``It's very difficult to be a performer onstage but I've got my butt to the audience and I always try to hide my personality. I'm there, but I wouldn't get in the way of the music. Music should come out first and not the performer. The ideal is that the audience and we are immersed in it, and we feel just music and nothing else,'' he said.
``I tried to write music but it's impossible to create something so incredible out of nothing. And I'm just a normal man you see,'' he said. ``The filter (between the music and audience) is me, and naturally many of the audience are interested in what I do and that's very nice and I respect that. But my actual goal is to make those people feel more interested in music and not me,'' he said, pointing out that only 1 percent of the Japanese population is acquainted with classical music.
While it's great that ``Nodame Cantabile'' opened doors to those unfamiliar with the genre, there are problems, he warned. Many concerts related to the comic feature fractured movements from a dozen different pieces, which makes concentration difficult.
``It was more like a trend. But a trend is a trend, though some (of the fans) have stayed with us. It'd be great for them to learn how to read the music, the background and history, and classical music will become so much more enjoyable,'' he said.
Kim also expressed concern with the practicality of music education in Japan. ``They make girls play the piano and they don't become pianists and they don't even listen to classical music. It's a problem in Japan, we don't have quality audiences,'' he said.
``In 30, 40 years time, When I get really old I'd like to change the concept of classical music education,'' he said.
It's all about staying true to the original but what's the significance of reviving antiquated styles in the 21st century? ``That's a good question. I always think about what's the whole point of doing it. The point is the music should sound the way it was produced.
``It's all smart speculation. Of course I'm never going to get the right answer because (the composers) are all dead. But at least I'm looking for it, and I want to share with people and let them realize there's so much beauty in this old music,'' he said.
While he repeatedly expressed concern about whether or not he's doing the ``right'' thing as a conductor, it all stems from his most profound, unwavering love for music.
``I love music probably more than anyone else ― that's one thing I guess that makes me special from others. I want to let people know this is the great thing and not me,'' he smiled.

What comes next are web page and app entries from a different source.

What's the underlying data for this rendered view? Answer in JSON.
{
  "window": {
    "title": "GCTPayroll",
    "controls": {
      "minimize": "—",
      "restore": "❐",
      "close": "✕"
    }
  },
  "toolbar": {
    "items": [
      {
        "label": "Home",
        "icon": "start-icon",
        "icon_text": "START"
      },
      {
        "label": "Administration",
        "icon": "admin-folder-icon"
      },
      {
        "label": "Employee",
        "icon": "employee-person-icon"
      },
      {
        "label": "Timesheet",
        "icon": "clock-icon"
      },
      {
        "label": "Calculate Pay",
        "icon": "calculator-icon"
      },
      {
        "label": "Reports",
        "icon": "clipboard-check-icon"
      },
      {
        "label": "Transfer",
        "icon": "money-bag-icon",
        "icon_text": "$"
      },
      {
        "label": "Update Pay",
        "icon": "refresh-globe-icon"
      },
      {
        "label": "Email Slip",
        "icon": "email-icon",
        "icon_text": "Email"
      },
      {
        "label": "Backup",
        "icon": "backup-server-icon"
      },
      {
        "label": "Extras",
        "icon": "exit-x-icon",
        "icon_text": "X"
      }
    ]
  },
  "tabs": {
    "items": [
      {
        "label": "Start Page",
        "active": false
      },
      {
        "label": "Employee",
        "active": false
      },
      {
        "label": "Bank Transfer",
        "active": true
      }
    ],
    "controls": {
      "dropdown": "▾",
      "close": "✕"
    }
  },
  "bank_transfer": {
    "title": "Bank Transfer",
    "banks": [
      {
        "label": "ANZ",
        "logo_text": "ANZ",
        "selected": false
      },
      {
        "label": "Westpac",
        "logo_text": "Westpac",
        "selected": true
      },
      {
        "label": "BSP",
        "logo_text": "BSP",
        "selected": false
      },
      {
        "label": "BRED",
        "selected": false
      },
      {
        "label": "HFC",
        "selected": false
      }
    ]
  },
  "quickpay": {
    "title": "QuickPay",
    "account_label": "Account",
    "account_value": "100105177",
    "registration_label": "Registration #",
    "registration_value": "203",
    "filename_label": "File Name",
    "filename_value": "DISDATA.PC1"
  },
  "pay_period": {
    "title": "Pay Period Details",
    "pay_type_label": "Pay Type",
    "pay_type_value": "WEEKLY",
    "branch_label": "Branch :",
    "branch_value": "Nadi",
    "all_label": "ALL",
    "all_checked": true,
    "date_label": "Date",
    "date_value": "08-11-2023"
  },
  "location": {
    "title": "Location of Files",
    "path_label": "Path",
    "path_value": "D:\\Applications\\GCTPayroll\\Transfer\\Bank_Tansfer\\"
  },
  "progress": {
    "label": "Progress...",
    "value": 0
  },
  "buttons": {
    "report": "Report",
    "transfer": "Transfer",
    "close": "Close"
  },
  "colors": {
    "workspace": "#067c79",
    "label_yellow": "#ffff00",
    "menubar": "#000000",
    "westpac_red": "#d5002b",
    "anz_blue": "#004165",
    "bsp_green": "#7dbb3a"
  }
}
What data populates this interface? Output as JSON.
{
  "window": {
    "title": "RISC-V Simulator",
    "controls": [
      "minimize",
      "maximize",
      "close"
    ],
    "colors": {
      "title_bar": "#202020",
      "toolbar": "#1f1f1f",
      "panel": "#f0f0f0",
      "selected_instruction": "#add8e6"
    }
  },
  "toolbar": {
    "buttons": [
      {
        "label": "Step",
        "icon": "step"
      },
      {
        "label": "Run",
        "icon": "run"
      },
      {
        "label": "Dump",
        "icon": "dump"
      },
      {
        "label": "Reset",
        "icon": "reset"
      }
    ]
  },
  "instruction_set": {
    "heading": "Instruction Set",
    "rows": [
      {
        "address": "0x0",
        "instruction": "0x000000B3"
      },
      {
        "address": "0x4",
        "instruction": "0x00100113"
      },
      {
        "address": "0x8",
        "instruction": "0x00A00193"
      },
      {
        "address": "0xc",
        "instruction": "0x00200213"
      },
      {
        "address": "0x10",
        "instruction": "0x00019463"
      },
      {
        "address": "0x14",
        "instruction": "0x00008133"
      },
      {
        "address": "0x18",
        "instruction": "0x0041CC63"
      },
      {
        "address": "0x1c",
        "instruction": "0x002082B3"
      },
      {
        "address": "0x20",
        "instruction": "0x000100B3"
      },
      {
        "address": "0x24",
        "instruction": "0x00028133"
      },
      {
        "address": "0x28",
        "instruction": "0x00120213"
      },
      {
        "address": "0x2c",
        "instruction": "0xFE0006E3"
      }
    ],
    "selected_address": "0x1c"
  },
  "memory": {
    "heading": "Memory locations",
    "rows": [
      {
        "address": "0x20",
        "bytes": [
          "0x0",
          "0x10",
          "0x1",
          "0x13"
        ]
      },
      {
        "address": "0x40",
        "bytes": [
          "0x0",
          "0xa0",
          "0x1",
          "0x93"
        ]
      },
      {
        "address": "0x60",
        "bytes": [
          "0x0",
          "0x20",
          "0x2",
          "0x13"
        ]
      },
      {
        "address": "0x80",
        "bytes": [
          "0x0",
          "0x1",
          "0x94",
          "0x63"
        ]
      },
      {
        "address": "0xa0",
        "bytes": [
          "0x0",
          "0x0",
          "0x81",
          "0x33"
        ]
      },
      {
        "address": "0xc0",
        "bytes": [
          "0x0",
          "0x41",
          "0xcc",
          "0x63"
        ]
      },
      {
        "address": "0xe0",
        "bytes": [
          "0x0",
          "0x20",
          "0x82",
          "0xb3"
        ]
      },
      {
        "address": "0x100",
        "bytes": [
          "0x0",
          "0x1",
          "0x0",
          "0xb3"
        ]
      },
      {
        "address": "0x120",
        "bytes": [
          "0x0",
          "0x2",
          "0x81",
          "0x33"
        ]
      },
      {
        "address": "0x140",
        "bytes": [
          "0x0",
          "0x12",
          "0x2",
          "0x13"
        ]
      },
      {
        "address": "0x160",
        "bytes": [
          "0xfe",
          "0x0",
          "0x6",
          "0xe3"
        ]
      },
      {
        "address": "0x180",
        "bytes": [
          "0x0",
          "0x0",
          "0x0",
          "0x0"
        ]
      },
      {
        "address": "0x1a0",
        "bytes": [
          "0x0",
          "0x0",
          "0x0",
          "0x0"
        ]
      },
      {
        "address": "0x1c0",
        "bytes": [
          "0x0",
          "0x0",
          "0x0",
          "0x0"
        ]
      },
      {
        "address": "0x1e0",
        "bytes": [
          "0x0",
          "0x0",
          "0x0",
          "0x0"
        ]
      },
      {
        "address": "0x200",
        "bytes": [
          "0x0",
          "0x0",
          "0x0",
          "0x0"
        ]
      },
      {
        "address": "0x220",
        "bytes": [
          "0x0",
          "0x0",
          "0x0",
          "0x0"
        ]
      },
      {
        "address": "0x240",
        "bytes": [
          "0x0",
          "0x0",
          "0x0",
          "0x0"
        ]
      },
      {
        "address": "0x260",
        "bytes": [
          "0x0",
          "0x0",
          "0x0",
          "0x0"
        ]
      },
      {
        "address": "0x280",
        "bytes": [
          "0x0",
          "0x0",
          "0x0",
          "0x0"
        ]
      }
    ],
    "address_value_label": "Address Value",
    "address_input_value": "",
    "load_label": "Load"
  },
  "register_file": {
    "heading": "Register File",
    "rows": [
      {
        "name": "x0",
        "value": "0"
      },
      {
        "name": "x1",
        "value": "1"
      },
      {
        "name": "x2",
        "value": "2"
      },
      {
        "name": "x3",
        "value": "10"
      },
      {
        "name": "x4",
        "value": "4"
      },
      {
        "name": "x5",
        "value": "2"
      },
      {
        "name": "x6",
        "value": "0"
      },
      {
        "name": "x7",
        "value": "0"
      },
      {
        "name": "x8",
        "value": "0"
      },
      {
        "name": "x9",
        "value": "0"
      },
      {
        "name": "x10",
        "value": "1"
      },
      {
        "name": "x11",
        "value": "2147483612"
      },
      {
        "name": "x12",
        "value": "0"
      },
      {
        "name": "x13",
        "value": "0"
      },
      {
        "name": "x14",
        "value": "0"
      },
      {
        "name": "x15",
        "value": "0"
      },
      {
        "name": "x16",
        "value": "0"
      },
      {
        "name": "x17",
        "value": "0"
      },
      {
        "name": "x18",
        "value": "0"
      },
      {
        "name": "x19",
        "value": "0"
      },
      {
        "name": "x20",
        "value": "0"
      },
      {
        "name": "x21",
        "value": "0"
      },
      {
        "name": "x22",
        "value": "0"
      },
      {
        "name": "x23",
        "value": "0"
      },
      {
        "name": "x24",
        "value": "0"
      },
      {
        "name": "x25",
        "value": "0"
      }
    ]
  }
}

But such unassuming, almost self-sacrificing love for music shines through, making it hard to divert one's attention away from this maestro conductor onstage.